_Input data_:
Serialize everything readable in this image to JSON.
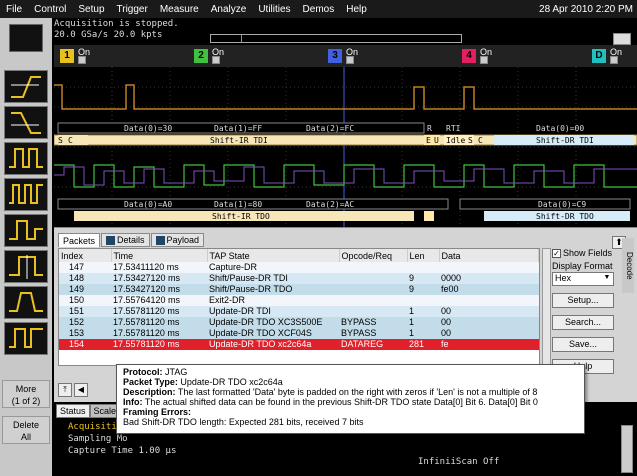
{
  "menu": [
    "File",
    "Control",
    "Setup",
    "Trigger",
    "Measure",
    "Analyze",
    "Utilities",
    "Demos",
    "Help"
  ],
  "datetime": "28 Apr 2010  2:20 PM",
  "acquisition": {
    "status": "Acquisition is stopped.",
    "rate": "20.0 GSa/s   20.0 kpts"
  },
  "channels": [
    {
      "label": "1",
      "on": "On",
      "color": "#e8c020"
    },
    {
      "label": "2",
      "on": "On",
      "color": "#40c040"
    },
    {
      "label": "3",
      "on": "On",
      "color": "#4060e0"
    },
    {
      "label": "4",
      "on": "On",
      "color": "#e02060"
    },
    {
      "label": "D",
      "on": "On",
      "color": "#20c0c0"
    }
  ],
  "waveform": {
    "bus1_upper": [
      "Data(0)=30",
      "Data(1)=FF",
      "Data(2)=FC",
      "R",
      "RTI",
      "Data(0)=00"
    ],
    "bus1_lower": [
      "S",
      "C",
      "Shift-IR TDI",
      "E",
      "U",
      "Idle",
      "S",
      "C",
      "Shift-DR TDI"
    ],
    "bus2_upper": [
      "Data(0)=A0",
      "Data(1)=80",
      "Data(2)=AC",
      "Data(0)=C9"
    ],
    "bus2_lower": [
      "Shift-IR TDO",
      "Shift-DR TDO"
    ],
    "marker_t": "T"
  },
  "packets_panel": {
    "tabs": [
      "Packets",
      "Details",
      "Payload"
    ],
    "columns": [
      "Index",
      "Time",
      "TAP State",
      "Opcode/Req",
      "Len",
      "Data"
    ],
    "rows": [
      {
        "index": "147",
        "time": "17.53411120 ms",
        "state": "Capture-DR",
        "opcode": "",
        "len": "",
        "data": ""
      },
      {
        "index": "148",
        "time": "17.53427120 ms",
        "state": "Shift/Pause-DR TDI",
        "opcode": "",
        "len": "9",
        "data": "0000"
      },
      {
        "index": "149",
        "time": "17.53427120 ms",
        "state": "Shift/Pause-DR TDO",
        "opcode": "",
        "len": "9",
        "data": "fe00"
      },
      {
        "index": "150",
        "time": "17.55764120 ms",
        "state": "Exit2-DR",
        "opcode": "",
        "len": "",
        "data": ""
      },
      {
        "index": "151",
        "time": "17.55781120 ms",
        "state": "Update-DR TDI",
        "opcode": "",
        "len": "1",
        "data": "00"
      },
      {
        "index": "152",
        "time": "17.55781120 ms",
        "state": "Update-DR TDO XC3S500E",
        "opcode": "BYPASS",
        "len": "1",
        "data": "00"
      },
      {
        "index": "153",
        "time": "17.55781120 ms",
        "state": "Update-DR TDO XCF04S",
        "opcode": "BYPASS",
        "len": "1",
        "data": "00"
      },
      {
        "index": "154",
        "time": "17.55781120 ms",
        "state": "Update-DR TDO xc2c64a",
        "opcode": "DATAREG",
        "len": "281",
        "data": "fe"
      }
    ],
    "show_fields": "Show Fields",
    "display_format_label": "Display Format",
    "display_format": "Hex",
    "setup_btn": "Setup...",
    "search_btn": "Search...",
    "save_btn": "Save...",
    "help_btn": "Help",
    "decode_label": "Decode"
  },
  "tooltip": {
    "protocol_label": "Protocol:",
    "protocol": "JTAG",
    "packet_type_label": "Packet Type:",
    "packet_type": "Update-DR TDO xc2c64a",
    "description_label": "Description:",
    "description": "The last formatted 'Data' byte is padded on the right with zeros if 'Len' is not a multiple of 8",
    "info_label": "Info:",
    "info": "The actual shifted data can be found in the previous Shift-DR TDO state Data[0] Bit 6. Data[0] Bit 0",
    "framing_label": "Framing Errors:",
    "framing": "Bad Shift-DR TDO length: Expected 281 bits, received 7 bits"
  },
  "status": {
    "tabs": [
      "Status",
      "Scales"
    ],
    "line1": "Acquisition",
    "line2": "Sampling Mo",
    "line3": "Capture Time    1.00 µs",
    "infiniiscan": "InfiniiScan   Off"
  },
  "sidebar": {
    "more": "More\n(1 of 2)",
    "delete_all": "Delete\nAll"
  }
}
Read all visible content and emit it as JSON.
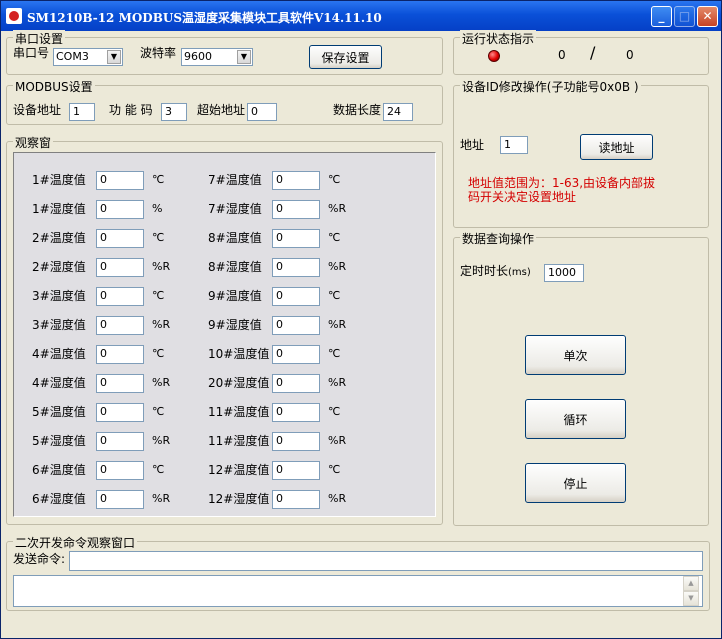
{
  "window": {
    "title": "SM1210B-12 MODBUS温湿度采集模块工具软件V14.11.10"
  },
  "serial": {
    "legend": "串口设置",
    "port_label": "串口号",
    "port_value": "COM3",
    "baud_label": "波特率",
    "baud_value": "9600",
    "save_label": "保存设置"
  },
  "status": {
    "legend": "运行状态指示",
    "count_left": "0",
    "separator": "/",
    "count_right": "0",
    "led_color": "#e00000"
  },
  "modbus": {
    "legend": "MODBUS设置",
    "device_addr_label": "设备地址",
    "device_addr_value": "1",
    "func_code_label": "功 能 码",
    "func_code_value": "3",
    "start_addr_label": "超始地址",
    "start_addr_value": "0",
    "data_len_label": "数据长度",
    "data_len_value": "24"
  },
  "id_modify": {
    "legend": "设备ID修改操作(子功能号0x0B )",
    "addr_label": "地址",
    "addr_value": "1",
    "read_addr_label": "读地址",
    "note_line1": "地址值范围为：1-63,由设备内部拔",
    "note_line2": "码开关决定设置地址",
    "note_color": "#d40000"
  },
  "observe": {
    "legend": "观察窗",
    "rows": [
      {
        "l_label": "1#温度值",
        "l_value": "0",
        "l_unit": "℃",
        "r_label": "7#温度值",
        "r_value": "0",
        "r_unit": "℃"
      },
      {
        "l_label": "1#湿度值",
        "l_value": "0",
        "l_unit": "%",
        "r_label": "7#湿度值",
        "r_value": "0",
        "r_unit": "%R"
      },
      {
        "l_label": "2#温度值",
        "l_value": "0",
        "l_unit": "℃",
        "r_label": "8#温度值",
        "r_value": "0",
        "r_unit": "℃"
      },
      {
        "l_label": "2#湿度值",
        "l_value": "0",
        "l_unit": "%R",
        "r_label": "8#湿度值",
        "r_value": "0",
        "r_unit": "%R"
      },
      {
        "l_label": "3#温度值",
        "l_value": "0",
        "l_unit": "℃",
        "r_label": "9#温度值",
        "r_value": "0",
        "r_unit": "℃"
      },
      {
        "l_label": "3#湿度值",
        "l_value": "0",
        "l_unit": "%R",
        "r_label": "9#湿度值",
        "r_value": "0",
        "r_unit": "%R"
      },
      {
        "l_label": "4#温度值",
        "l_value": "0",
        "l_unit": "℃",
        "r_label": "10#温度值",
        "r_value": "0",
        "r_unit": "℃"
      },
      {
        "l_label": "4#湿度值",
        "l_value": "0",
        "l_unit": "%R",
        "r_label": "20#湿度值",
        "r_value": "0",
        "r_unit": "%R"
      },
      {
        "l_label": "5#温度值",
        "l_value": "0",
        "l_unit": "℃",
        "r_label": "11#温度值",
        "r_value": "0",
        "r_unit": "℃"
      },
      {
        "l_label": "5#湿度值",
        "l_value": "0",
        "l_unit": "%R",
        "r_label": "11#湿度值",
        "r_value": "0",
        "r_unit": "%R"
      },
      {
        "l_label": "6#温度值",
        "l_value": "0",
        "l_unit": "℃",
        "r_label": "12#温度值",
        "r_value": "0",
        "r_unit": "℃"
      },
      {
        "l_label": "6#湿度值",
        "l_value": "0",
        "l_unit": "%R",
        "r_label": "12#湿度值",
        "r_value": "0",
        "r_unit": "%R"
      }
    ]
  },
  "query": {
    "legend": "数据查询操作",
    "timer_label": "定时时长",
    "timer_unit": "(ms)",
    "timer_value": "1000",
    "single_label": "单次",
    "loop_label": "循环",
    "stop_label": "停止"
  },
  "dev": {
    "legend": "二次开发命令观察窗口",
    "send_label": "发送命令:",
    "send_value": "",
    "log_value": ""
  }
}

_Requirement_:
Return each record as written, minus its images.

_Exercise result_:
Serialize everything readable in this image to JSON.
{
  "menu": [
    "File",
    "Control",
    "Setup",
    "Trigger",
    "Measure",
    "Analyze",
    "Utilities",
    "Demos",
    "Help"
  ],
  "datetime": "28 Apr 2010  2:20 PM",
  "acquisition": {
    "status": "Acquisition is stopped.",
    "rate": "20.0 GSa/s   20.0 kpts"
  },
  "channels": [
    {
      "label": "1",
      "on": "On",
      "color": "#e8c020"
    },
    {
      "label": "2",
      "on": "On",
      "color": "#40c040"
    },
    {
      "label": "3",
      "on": "On",
      "color": "#4060e0"
    },
    {
      "label": "4",
      "on": "On",
      "color": "#e02060"
    },
    {
      "label": "D",
      "on": "On",
      "color": "#20c0c0"
    }
  ],
  "waveform": {
    "bus1_upper": [
      "Data(0)=30",
      "Data(1)=FF",
      "Data(2)=FC",
      "R",
      "RTI",
      "Data(0)=00"
    ],
    "bus1_lower": [
      "S",
      "C",
      "Shift-IR TDI",
      "E",
      "U",
      "Idle",
      "S",
      "C",
      "Shift-DR TDI"
    ],
    "bus2_upper": [
      "Data(0)=A0",
      "Data(1)=80",
      "Data(2)=AC",
      "Data(0)=C9"
    ],
    "bus2_lower": [
      "Shift-IR TDO",
      "Shift-DR TDO"
    ],
    "marker_t": "T"
  },
  "packets_panel": {
    "tabs": [
      "Packets",
      "Details",
      "Payload"
    ],
    "columns": [
      "Index",
      "Time",
      "TAP State",
      "Opcode/Req",
      "Len",
      "Data"
    ],
    "rows": [
      {
        "index": "147",
        "time": "17.53411120 ms",
        "state": "Capture-DR",
        "opcode": "",
        "len": "",
        "data": ""
      },
      {
        "index": "148",
        "time": "17.53427120 ms",
        "state": "Shift/Pause-DR TDI",
        "opcode": "",
        "len": "9",
        "data": "0000"
      },
      {
        "index": "149",
        "time": "17.53427120 ms",
        "state": "Shift/Pause-DR TDO",
        "opcode": "",
        "len": "9",
        "data": "fe00"
      },
      {
        "index": "150",
        "time": "17.55764120 ms",
        "state": "Exit2-DR",
        "opcode": "",
        "len": "",
        "data": ""
      },
      {
        "index": "151",
        "time": "17.55781120 ms",
        "state": "Update-DR TDI",
        "opcode": "",
        "len": "1",
        "data": "00"
      },
      {
        "index": "152",
        "time": "17.55781120 ms",
        "state": "Update-DR TDO XC3S500E",
        "opcode": "BYPASS",
        "len": "1",
        "data": "00"
      },
      {
        "index": "153",
        "time": "17.55781120 ms",
        "state": "Update-DR TDO XCF04S",
        "opcode": "BYPASS",
        "len": "1",
        "data": "00"
      },
      {
        "index": "154",
        "time": "17.55781120 ms",
        "state": "Update-DR TDO xc2c64a",
        "opcode": "DATAREG",
        "len": "281",
        "data": "fe"
      }
    ],
    "show_fields": "Show Fields",
    "display_format_label": "Display Format",
    "display_format": "Hex",
    "setup_btn": "Setup...",
    "search_btn": "Search...",
    "save_btn": "Save...",
    "help_btn": "Help",
    "decode_label": "Decode"
  },
  "tooltip": {
    "protocol_label": "Protocol:",
    "protocol": "JTAG",
    "packet_type_label": "Packet Type:",
    "packet_type": "Update-DR TDO xc2c64a",
    "description_label": "Description:",
    "description": "The last formatted 'Data' byte is padded on the right with zeros if 'Len' is not a multiple of 8",
    "info_label": "Info:",
    "info": "The actual shifted data can be found in the previous Shift-DR TDO state Data[0] Bit 6. Data[0] Bit 0",
    "framing_label": "Framing Errors:",
    "framing": "Bad Shift-DR TDO length: Expected 281 bits, received 7 bits"
  },
  "status": {
    "tabs": [
      "Status",
      "Scales"
    ],
    "line1": "Acquisition",
    "line2": "Sampling Mo",
    "line3": "Capture Time    1.00 µs",
    "infiniiscan": "InfiniiScan   Off"
  },
  "sidebar": {
    "more": "More\n(1 of 2)",
    "delete_all": "Delete\nAll"
  }
}
Read all visible content and emit it as JSON.
{
  "window": {
    "title": "SM1210B-12 MODBUS温湿度采集模块工具软件V14.11.10"
  },
  "serial": {
    "legend": "串口设置",
    "port_label": "串口号",
    "port_value": "COM3",
    "baud_label": "波特率",
    "baud_value": "9600",
    "save_label": "保存设置"
  },
  "status": {
    "legend": "运行状态指示",
    "count_left": "0",
    "separator": "/",
    "count_right": "0",
    "led_color": "#e00000"
  },
  "modbus": {
    "legend": "MODBUS设置",
    "device_addr_label": "设备地址",
    "device_addr_value": "1",
    "func_code_label": "功 能 码",
    "func_code_value": "3",
    "start_addr_label": "超始地址",
    "start_addr_value": "0",
    "data_len_label": "数据长度",
    "data_len_value": "24"
  },
  "id_modify": {
    "legend": "设备ID修改操作(子功能号0x0B )",
    "addr_label": "地址",
    "addr_value": "1",
    "read_addr_label": "读地址",
    "note_line1": "地址值范围为：1-63,由设备内部拔",
    "note_line2": "码开关决定设置地址",
    "note_color": "#d40000"
  },
  "observe": {
    "legend": "观察窗",
    "rows": [
      {
        "l_label": "1#温度值",
        "l_value": "0",
        "l_unit": "℃",
        "r_label": "7#温度值",
        "r_value": "0",
        "r_unit": "℃"
      },
      {
        "l_label": "1#湿度值",
        "l_value": "0",
        "l_unit": "%",
        "r_label": "7#湿度值",
        "r_value": "0",
        "r_unit": "%R"
      },
      {
        "l_label": "2#温度值",
        "l_value": "0",
        "l_unit": "℃",
        "r_label": "8#温度值",
        "r_value": "0",
        "r_unit": "℃"
      },
      {
        "l_label": "2#湿度值",
        "l_value": "0",
        "l_unit": "%R",
        "r_label": "8#湿度值",
        "r_value": "0",
        "r_unit": "%R"
      },
      {
        "l_label": "3#温度值",
        "l_value": "0",
        "l_unit": "℃",
        "r_label": "9#温度值",
        "r_value": "0",
        "r_unit": "℃"
      },
      {
        "l_label": "3#湿度值",
        "l_value": "0",
        "l_unit": "%R",
        "r_label": "9#湿度值",
        "r_value": "0",
        "r_unit": "%R"
      },
      {
        "l_label": "4#温度值",
        "l_value": "0",
        "l_unit": "℃",
        "r_label": "10#温度值",
        "r_value": "0",
        "r_unit": "℃"
      },
      {
        "l_label": "4#湿度值",
        "l_value": "0",
        "l_unit": "%R",
        "r_label": "20#湿度值",
        "r_value": "0",
        "r_unit": "%R"
      },
      {
        "l_label": "5#温度值",
        "l_value": "0",
        "l_unit": "℃",
        "r_label": "11#温度值",
        "r_value": "0",
        "r_unit": "℃"
      },
      {
        "l_label": "5#湿度值",
        "l_value": "0",
        "l_unit": "%R",
        "r_label": "11#湿度值",
        "r_value": "0",
        "r_unit": "%R"
      },
      {
        "l_label": "6#温度值",
        "l_value": "0",
        "l_unit": "℃",
        "r_label": "12#温度值",
        "r_value": "0",
        "r_unit": "℃"
      },
      {
        "l_label": "6#湿度值",
        "l_value": "0",
        "l_unit": "%R",
        "r_label": "12#湿度值",
        "r_value": "0",
        "r_unit": "%R"
      }
    ]
  },
  "query": {
    "legend": "数据查询操作",
    "timer_label": "定时时长",
    "timer_unit": "(ms)",
    "timer_value": "1000",
    "single_label": "单次",
    "loop_label": "循环",
    "stop_label": "停止"
  },
  "dev": {
    "legend": "二次开发命令观察窗口",
    "send_label": "发送命令:",
    "send_value": "",
    "log_value": ""
  }
}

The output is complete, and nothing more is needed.